TASK REQUIREMENTS >>
Pull every line containing "this" out of the material below.

[[ RECORDS SHOWN open ]]

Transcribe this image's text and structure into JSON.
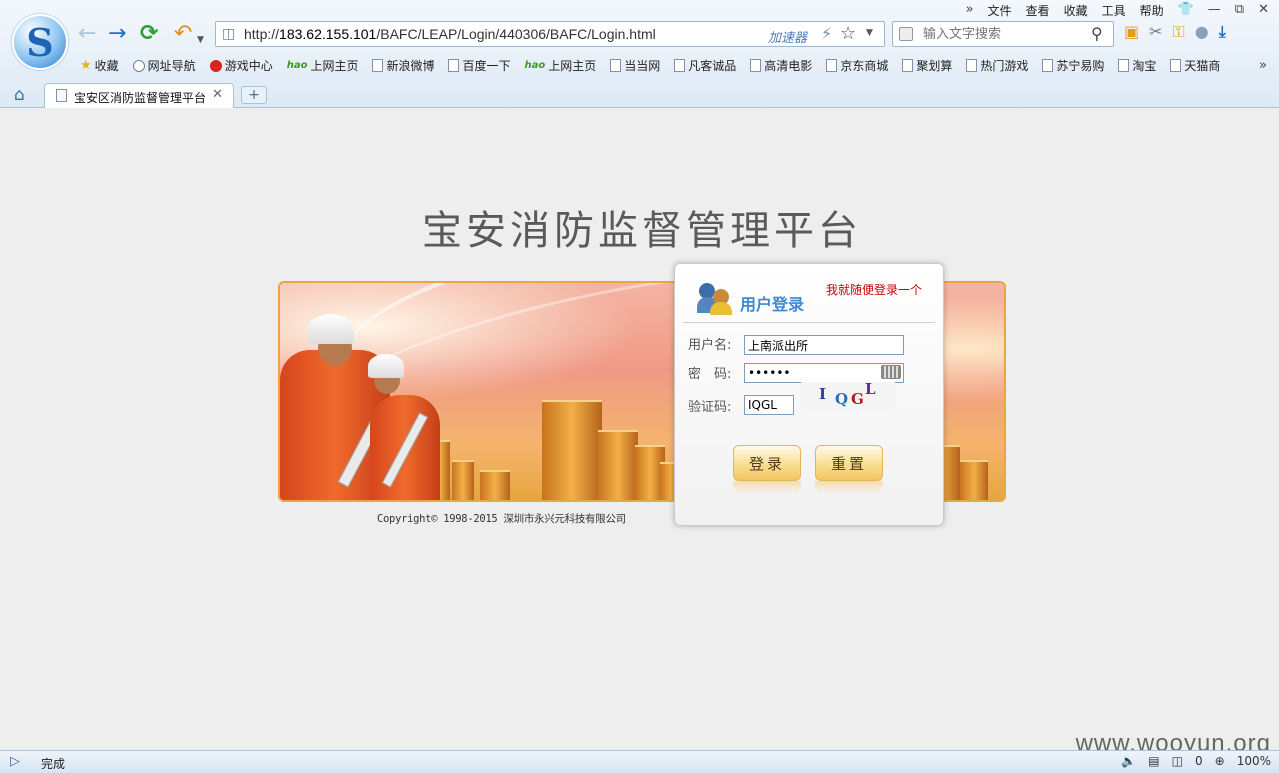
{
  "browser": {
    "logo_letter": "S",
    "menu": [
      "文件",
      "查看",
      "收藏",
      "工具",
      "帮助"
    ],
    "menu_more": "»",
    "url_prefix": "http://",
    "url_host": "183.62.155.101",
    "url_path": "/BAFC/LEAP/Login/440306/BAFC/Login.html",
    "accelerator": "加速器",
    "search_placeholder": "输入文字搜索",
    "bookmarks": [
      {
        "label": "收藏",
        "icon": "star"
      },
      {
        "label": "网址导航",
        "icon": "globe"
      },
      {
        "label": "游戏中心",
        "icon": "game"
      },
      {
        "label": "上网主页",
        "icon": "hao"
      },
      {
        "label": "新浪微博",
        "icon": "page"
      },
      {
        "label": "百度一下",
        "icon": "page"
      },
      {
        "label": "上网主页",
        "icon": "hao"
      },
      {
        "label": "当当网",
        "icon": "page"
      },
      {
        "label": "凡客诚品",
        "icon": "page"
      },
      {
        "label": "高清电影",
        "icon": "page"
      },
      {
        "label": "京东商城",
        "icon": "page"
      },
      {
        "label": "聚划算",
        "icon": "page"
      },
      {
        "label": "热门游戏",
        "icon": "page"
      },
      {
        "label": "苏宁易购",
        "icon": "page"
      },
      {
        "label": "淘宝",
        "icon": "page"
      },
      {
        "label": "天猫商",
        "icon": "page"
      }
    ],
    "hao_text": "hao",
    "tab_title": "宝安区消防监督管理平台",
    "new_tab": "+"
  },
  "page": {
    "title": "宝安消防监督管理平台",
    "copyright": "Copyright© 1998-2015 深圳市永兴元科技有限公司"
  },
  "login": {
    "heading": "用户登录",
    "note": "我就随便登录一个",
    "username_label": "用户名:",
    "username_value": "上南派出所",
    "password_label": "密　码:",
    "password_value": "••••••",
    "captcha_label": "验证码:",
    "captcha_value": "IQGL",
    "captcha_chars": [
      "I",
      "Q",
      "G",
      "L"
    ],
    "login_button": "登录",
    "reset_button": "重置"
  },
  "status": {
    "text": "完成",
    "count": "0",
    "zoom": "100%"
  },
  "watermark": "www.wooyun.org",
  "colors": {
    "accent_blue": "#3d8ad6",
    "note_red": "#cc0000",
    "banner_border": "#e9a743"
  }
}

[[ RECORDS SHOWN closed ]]
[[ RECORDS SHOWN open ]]

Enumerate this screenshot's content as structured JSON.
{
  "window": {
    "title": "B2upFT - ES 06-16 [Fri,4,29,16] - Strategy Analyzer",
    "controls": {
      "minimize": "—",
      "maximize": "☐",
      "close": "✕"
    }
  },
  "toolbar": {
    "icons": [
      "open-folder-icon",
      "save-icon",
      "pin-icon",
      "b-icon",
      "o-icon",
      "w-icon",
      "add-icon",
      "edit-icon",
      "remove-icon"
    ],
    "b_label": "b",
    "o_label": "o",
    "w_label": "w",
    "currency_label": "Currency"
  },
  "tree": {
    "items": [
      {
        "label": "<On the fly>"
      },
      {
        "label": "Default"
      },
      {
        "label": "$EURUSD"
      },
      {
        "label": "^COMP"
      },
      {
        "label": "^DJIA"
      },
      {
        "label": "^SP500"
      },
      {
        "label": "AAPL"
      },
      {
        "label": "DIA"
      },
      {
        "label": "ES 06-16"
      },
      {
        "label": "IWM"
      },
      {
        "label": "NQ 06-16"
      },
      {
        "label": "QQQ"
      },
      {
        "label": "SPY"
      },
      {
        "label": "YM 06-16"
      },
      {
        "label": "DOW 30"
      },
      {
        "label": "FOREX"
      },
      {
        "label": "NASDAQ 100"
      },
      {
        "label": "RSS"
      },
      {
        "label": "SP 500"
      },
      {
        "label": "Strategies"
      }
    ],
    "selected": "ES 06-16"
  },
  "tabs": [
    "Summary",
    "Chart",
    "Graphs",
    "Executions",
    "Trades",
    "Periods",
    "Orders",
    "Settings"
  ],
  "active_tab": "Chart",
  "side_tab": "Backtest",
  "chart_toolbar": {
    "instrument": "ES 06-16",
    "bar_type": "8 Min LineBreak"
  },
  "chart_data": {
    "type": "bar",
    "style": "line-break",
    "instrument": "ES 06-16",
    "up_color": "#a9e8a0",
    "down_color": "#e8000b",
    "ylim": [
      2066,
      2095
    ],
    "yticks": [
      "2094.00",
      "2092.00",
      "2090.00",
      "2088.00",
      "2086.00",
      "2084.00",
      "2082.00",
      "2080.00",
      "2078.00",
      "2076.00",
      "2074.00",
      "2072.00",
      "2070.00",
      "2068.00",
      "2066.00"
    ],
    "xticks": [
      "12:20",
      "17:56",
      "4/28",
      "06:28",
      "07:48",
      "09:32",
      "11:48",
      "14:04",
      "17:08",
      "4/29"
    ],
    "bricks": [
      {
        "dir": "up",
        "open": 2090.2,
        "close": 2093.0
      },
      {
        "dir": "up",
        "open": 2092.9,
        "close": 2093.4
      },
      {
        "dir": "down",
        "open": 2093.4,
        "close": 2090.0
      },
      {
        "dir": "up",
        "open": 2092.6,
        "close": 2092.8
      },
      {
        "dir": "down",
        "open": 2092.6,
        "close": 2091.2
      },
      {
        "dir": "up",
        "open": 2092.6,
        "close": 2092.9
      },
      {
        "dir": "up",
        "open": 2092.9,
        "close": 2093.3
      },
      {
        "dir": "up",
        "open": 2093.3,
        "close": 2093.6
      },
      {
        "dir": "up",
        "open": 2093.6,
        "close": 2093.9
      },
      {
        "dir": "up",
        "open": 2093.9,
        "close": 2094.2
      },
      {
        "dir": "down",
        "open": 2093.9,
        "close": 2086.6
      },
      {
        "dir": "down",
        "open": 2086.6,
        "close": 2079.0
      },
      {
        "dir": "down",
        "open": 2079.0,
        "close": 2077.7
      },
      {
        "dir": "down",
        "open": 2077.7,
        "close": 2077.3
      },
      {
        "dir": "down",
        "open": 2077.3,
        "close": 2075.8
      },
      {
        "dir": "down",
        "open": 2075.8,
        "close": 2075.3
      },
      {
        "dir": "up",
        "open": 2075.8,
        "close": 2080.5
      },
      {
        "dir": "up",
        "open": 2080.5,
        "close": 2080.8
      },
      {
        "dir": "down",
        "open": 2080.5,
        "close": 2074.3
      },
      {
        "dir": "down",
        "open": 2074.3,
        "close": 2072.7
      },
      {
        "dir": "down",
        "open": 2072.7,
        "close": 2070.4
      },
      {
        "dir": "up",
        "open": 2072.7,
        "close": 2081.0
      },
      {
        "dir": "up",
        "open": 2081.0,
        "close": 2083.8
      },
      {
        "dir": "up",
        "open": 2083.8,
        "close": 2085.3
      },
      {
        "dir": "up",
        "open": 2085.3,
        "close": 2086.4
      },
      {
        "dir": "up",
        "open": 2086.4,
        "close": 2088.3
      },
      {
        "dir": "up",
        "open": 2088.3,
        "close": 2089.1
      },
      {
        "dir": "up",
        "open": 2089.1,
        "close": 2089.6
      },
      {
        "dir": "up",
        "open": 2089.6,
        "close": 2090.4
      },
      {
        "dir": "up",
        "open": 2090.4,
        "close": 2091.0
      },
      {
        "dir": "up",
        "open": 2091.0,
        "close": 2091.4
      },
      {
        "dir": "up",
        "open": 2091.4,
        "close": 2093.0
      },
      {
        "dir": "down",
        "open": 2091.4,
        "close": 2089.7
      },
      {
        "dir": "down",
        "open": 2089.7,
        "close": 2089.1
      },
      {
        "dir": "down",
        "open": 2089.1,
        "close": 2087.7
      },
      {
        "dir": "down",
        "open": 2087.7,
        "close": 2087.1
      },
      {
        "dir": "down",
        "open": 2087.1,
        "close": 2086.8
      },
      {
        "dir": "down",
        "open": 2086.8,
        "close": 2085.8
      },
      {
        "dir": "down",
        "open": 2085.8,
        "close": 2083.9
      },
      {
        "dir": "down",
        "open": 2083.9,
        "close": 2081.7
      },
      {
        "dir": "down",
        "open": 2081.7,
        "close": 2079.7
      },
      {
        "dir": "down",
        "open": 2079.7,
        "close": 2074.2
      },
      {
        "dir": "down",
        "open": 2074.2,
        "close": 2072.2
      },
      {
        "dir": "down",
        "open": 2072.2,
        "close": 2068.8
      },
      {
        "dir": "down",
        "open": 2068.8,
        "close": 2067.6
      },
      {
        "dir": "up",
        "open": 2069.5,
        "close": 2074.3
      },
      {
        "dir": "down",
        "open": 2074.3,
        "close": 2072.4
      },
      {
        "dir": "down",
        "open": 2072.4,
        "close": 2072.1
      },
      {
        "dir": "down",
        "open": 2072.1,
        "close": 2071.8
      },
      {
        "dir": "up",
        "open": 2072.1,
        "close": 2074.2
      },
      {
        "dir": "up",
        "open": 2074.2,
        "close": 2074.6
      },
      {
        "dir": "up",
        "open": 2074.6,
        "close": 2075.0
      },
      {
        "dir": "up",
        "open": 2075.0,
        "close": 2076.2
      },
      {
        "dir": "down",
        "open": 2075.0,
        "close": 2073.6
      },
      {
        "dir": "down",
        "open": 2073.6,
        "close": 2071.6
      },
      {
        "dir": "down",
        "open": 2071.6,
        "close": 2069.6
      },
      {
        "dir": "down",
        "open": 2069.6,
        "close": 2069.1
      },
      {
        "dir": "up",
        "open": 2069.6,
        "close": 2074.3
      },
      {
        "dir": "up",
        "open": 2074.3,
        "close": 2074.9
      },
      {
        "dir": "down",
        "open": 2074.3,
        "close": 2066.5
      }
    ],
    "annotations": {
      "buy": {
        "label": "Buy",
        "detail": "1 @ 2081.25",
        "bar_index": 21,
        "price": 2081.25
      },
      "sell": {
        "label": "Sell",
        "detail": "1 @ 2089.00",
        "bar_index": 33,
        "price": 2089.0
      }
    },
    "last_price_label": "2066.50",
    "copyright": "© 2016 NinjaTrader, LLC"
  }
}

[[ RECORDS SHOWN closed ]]
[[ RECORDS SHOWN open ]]

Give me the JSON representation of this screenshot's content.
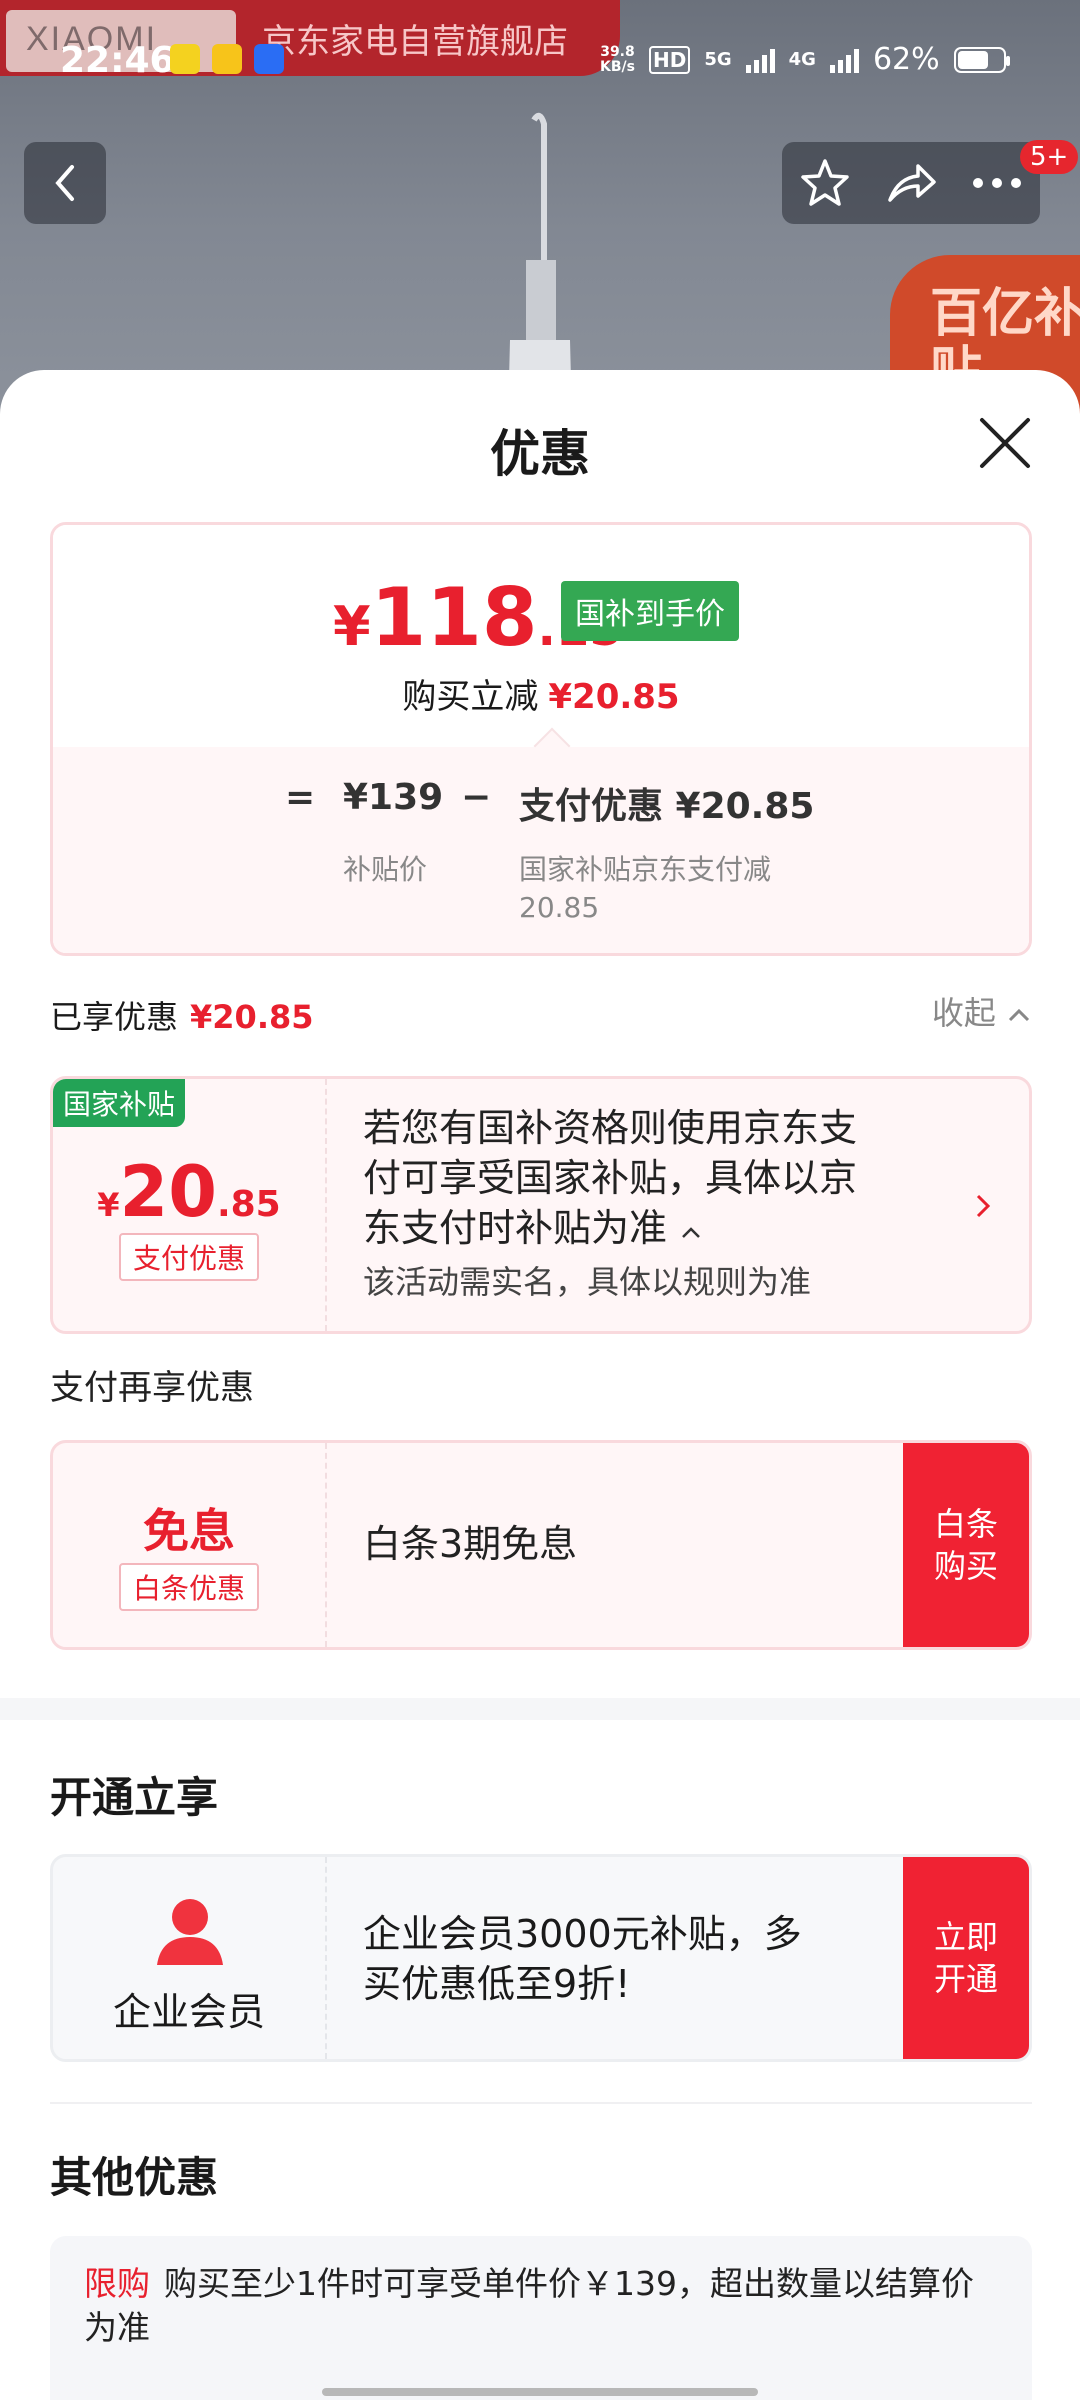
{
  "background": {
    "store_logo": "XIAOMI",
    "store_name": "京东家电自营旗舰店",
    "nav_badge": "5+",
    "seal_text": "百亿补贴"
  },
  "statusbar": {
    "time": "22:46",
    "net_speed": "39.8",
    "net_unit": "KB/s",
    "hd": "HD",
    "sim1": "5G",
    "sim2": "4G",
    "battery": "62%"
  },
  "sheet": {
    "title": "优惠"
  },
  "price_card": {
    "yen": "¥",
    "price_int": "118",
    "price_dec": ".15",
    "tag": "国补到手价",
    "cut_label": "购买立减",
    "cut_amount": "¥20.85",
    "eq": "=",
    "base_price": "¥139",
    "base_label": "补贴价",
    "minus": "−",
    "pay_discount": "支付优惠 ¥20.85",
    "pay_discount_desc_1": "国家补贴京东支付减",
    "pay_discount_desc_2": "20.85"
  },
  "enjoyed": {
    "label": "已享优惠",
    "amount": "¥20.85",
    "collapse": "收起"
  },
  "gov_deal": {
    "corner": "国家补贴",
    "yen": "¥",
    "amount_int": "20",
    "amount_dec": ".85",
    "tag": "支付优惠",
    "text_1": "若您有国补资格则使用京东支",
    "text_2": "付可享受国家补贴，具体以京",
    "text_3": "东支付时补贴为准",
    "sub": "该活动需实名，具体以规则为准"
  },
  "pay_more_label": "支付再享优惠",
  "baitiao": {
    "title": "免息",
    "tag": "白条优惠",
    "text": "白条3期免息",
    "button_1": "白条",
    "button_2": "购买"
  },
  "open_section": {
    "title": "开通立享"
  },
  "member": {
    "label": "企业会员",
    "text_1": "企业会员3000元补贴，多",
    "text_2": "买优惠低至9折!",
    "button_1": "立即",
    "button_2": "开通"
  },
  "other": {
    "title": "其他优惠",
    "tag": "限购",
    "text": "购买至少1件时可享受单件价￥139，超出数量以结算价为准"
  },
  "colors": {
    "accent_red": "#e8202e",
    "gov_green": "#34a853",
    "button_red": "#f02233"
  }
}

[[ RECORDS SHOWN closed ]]

REPLY TO THE EXERCISE >>
Transcribe this image's text and structure into JSON.
Enumerate this screenshot's content as structured JSON.
Give me the JSON representation of this screenshot's content.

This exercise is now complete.